|Title||100 Backgammon Puzzles|
|Subtitle||A Champion's Guide to Testing Your Skills and Improving Your Game|
|US edition UK edition|
|Pages||126 / 128|
|Publisher||The Lyons Press, N.Y. / Chameleon Books, London|
|ISBN||1-58574-209-0 (US-edition) / 0-233-99714-8 (GB-edition)|
|Remarks||Published in the US and UK at the same time. Only the US edition has a subtitle.|
|From the same Author||
Improve your Backgammon, 2002
Starting out in Backgammon, 2001
"I have about a dozen backgammon books and this is one of the better ones.
The positions included cover a huge range of situations and teach a lot of useful
key positions.

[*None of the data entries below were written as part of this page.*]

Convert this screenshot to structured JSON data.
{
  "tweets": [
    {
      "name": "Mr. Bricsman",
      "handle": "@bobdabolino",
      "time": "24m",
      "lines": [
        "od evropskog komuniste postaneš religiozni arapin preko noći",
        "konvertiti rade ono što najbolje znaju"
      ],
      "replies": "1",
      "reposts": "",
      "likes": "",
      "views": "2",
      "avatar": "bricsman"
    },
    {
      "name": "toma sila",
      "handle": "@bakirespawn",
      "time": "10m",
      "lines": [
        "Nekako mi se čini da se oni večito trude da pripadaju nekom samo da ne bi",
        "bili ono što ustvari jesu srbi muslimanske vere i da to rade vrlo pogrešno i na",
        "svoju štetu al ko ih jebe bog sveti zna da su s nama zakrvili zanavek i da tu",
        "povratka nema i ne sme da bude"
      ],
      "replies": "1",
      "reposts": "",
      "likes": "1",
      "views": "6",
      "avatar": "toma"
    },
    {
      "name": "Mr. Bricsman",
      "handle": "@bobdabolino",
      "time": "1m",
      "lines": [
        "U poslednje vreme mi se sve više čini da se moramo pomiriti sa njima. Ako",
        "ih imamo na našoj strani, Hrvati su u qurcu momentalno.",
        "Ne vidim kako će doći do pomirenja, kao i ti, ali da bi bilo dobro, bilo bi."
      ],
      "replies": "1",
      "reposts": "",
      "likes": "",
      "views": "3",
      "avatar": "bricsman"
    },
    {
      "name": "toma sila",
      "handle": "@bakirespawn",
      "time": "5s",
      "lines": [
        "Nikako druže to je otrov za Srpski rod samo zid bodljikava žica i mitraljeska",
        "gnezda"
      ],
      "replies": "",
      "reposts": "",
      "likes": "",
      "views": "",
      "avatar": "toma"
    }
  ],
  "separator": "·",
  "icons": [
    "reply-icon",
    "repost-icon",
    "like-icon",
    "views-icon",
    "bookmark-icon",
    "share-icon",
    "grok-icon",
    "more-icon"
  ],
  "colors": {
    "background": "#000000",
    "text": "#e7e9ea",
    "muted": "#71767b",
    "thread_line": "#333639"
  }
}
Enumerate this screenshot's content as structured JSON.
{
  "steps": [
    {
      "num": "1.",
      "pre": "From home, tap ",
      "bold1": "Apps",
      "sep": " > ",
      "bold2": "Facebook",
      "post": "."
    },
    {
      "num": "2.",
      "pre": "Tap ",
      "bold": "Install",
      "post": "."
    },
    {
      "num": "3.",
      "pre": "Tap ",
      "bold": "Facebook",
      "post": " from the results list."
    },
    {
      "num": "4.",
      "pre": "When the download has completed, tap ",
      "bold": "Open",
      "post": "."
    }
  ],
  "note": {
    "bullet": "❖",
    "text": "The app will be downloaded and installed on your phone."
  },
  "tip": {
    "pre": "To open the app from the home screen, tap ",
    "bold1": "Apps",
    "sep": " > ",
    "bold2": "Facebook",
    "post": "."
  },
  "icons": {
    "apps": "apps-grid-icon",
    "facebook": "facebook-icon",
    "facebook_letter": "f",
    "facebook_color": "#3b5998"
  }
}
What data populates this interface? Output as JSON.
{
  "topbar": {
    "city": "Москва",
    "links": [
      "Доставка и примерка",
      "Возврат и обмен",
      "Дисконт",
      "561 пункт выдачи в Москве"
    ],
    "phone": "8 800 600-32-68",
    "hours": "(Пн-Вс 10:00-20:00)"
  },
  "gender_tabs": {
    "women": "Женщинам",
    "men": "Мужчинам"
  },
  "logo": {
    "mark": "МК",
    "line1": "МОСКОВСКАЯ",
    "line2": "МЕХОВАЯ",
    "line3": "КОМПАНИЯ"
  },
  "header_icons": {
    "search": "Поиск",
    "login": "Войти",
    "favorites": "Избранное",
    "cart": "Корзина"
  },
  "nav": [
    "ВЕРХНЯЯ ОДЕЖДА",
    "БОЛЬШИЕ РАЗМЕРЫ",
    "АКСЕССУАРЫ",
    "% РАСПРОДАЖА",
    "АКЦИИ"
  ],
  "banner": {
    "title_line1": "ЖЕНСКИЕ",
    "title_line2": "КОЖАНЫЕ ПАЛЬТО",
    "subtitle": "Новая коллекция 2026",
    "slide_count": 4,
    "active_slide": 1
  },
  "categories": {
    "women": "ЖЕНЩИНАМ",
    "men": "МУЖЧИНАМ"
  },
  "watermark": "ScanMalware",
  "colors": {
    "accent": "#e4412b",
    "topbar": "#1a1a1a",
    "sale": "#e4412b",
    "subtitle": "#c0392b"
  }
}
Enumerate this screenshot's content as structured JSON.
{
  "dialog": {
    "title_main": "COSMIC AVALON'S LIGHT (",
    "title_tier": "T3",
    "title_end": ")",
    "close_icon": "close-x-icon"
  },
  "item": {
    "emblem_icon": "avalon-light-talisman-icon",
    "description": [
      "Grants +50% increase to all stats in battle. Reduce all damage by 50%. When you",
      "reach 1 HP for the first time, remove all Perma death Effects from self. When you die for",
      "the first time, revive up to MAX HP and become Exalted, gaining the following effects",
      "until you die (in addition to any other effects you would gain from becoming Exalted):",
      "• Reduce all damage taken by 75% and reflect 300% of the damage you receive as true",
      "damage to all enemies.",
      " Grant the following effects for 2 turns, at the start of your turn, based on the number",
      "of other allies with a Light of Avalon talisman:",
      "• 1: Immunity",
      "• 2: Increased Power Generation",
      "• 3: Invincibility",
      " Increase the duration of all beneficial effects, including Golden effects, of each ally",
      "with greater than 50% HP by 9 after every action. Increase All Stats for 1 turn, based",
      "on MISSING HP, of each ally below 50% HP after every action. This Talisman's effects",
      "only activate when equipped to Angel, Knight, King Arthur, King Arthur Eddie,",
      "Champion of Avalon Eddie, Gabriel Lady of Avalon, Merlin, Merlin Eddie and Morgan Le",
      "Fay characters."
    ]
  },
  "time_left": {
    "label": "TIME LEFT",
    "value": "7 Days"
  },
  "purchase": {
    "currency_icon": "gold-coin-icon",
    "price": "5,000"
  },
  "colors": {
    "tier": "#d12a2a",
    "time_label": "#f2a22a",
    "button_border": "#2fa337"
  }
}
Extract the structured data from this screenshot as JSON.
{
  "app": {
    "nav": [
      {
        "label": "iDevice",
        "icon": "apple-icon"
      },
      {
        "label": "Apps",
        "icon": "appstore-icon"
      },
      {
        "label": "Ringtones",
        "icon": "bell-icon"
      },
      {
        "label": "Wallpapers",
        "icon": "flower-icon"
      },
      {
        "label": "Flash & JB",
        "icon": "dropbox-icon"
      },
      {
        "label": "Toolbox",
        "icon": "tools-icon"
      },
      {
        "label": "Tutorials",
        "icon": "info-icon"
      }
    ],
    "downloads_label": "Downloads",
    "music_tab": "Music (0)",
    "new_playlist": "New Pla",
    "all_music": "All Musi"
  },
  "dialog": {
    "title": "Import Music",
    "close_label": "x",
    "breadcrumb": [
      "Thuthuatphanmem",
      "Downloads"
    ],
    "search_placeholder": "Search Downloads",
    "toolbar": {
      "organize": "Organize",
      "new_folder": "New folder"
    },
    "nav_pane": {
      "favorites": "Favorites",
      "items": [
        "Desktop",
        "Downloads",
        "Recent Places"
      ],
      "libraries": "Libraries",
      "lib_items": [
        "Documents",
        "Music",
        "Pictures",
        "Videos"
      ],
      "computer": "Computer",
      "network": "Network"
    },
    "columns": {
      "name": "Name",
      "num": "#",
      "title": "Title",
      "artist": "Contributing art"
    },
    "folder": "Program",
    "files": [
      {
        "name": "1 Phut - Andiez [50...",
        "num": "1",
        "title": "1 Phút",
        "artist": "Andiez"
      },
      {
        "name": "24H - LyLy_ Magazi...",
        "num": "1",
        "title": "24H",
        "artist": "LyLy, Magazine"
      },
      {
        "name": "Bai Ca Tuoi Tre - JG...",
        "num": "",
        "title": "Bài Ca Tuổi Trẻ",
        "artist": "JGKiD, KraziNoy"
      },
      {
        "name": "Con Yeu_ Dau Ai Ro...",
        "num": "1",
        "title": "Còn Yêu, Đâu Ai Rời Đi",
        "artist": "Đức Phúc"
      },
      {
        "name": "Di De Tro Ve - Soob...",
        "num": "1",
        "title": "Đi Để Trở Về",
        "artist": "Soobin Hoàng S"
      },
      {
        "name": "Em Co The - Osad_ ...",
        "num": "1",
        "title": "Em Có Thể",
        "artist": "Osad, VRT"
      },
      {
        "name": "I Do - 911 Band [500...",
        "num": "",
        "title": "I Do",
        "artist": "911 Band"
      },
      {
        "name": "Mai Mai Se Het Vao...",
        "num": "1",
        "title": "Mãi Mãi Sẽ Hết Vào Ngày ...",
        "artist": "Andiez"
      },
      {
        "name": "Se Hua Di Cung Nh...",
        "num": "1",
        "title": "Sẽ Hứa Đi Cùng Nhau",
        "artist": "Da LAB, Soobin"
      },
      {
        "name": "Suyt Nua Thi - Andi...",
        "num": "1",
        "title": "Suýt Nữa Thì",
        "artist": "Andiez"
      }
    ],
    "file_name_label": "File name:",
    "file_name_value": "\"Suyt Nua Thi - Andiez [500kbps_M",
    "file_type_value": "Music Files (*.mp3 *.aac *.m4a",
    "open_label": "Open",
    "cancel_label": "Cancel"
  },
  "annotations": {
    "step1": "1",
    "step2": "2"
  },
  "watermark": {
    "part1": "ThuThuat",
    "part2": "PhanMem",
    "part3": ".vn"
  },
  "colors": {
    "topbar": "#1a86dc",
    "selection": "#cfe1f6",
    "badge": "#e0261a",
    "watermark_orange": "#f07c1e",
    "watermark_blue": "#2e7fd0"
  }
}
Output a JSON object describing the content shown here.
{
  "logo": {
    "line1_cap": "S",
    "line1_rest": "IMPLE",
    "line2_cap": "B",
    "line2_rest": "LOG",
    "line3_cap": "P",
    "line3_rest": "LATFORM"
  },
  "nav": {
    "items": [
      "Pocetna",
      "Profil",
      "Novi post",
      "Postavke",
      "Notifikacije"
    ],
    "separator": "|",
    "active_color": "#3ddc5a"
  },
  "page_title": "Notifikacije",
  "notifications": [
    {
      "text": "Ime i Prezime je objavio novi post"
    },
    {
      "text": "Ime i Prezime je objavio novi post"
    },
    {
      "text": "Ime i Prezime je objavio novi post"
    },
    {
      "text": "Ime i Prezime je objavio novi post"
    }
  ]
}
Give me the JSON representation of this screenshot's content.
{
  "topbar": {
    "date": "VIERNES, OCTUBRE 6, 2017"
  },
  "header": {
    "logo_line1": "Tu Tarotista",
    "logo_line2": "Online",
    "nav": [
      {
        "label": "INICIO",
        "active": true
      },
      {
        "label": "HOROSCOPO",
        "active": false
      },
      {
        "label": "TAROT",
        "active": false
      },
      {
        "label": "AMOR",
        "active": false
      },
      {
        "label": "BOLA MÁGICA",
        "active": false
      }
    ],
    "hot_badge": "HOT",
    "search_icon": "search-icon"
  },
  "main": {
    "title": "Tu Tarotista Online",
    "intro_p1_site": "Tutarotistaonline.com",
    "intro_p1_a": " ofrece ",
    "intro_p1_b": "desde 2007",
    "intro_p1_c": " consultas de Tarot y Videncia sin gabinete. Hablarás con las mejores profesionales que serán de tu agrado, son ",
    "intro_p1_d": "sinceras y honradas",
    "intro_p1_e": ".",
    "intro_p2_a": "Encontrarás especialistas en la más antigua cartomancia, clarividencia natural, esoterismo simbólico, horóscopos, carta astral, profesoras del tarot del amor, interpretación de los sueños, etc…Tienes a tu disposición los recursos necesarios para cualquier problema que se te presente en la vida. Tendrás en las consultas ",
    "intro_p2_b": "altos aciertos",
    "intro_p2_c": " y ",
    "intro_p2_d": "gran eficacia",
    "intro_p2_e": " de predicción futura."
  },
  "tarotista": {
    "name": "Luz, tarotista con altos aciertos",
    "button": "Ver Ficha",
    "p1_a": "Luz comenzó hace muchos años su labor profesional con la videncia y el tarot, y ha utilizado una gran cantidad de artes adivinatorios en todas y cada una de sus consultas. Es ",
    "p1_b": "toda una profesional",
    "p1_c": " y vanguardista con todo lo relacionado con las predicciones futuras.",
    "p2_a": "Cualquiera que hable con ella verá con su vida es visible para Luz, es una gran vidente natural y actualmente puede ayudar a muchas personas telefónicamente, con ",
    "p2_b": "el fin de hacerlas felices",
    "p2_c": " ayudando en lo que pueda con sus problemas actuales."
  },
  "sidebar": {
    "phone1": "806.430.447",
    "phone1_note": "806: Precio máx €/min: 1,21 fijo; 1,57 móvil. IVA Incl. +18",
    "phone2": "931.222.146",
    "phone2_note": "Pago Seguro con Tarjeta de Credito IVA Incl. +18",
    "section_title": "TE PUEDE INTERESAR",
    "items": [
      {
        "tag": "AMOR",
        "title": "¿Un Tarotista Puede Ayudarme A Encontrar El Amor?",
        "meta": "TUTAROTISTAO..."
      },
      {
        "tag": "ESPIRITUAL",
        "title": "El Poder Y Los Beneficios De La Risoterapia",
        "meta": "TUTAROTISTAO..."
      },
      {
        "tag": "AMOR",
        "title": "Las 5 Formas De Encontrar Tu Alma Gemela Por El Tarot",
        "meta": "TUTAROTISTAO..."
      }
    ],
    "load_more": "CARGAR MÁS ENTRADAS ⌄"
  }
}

I find his tips and various rules of thumb highly educational.
Personally, I much prefer Lamford's writing style to Robertie's. It's clear,
helpful and straightforward (not sensationalist). His PRAT (position, race and
threats) advice on doubling is something I've seen nowhere else, and it's a
very useful tool indeed. It's good for beginners keen to get into the more complex
aspects of the game and intermediates working to improve, but experts may find
the limited amount of deep analysis disappointing (I'm rated about
1800 on FIBS)." – Alef Rosenbaum
"This book is fun. There are 100 positions, each followed by a short answer and a quick tip. The puzzles are challenging, sometimes too challenging. That's because some of them are slightly wrong, despite being checked by Snowie 2 and Jellyfish.
I think the book is worthwhile for a strong player who will not be misled by the overly simplistic tips, some of which are quite wrong. For example, following an example in which a loose hit was wrong, it advises not to hit if your opponent has the stronger board. That's wrong. Not every hit is a loose hit, and hitting doesn't necessarily lead to a hitting battle, or the worst of one. Hitting can be a great way to get back into the game, and may be the best way to slot a point." – Douglas Zare, rec.games.backgammon, October 2001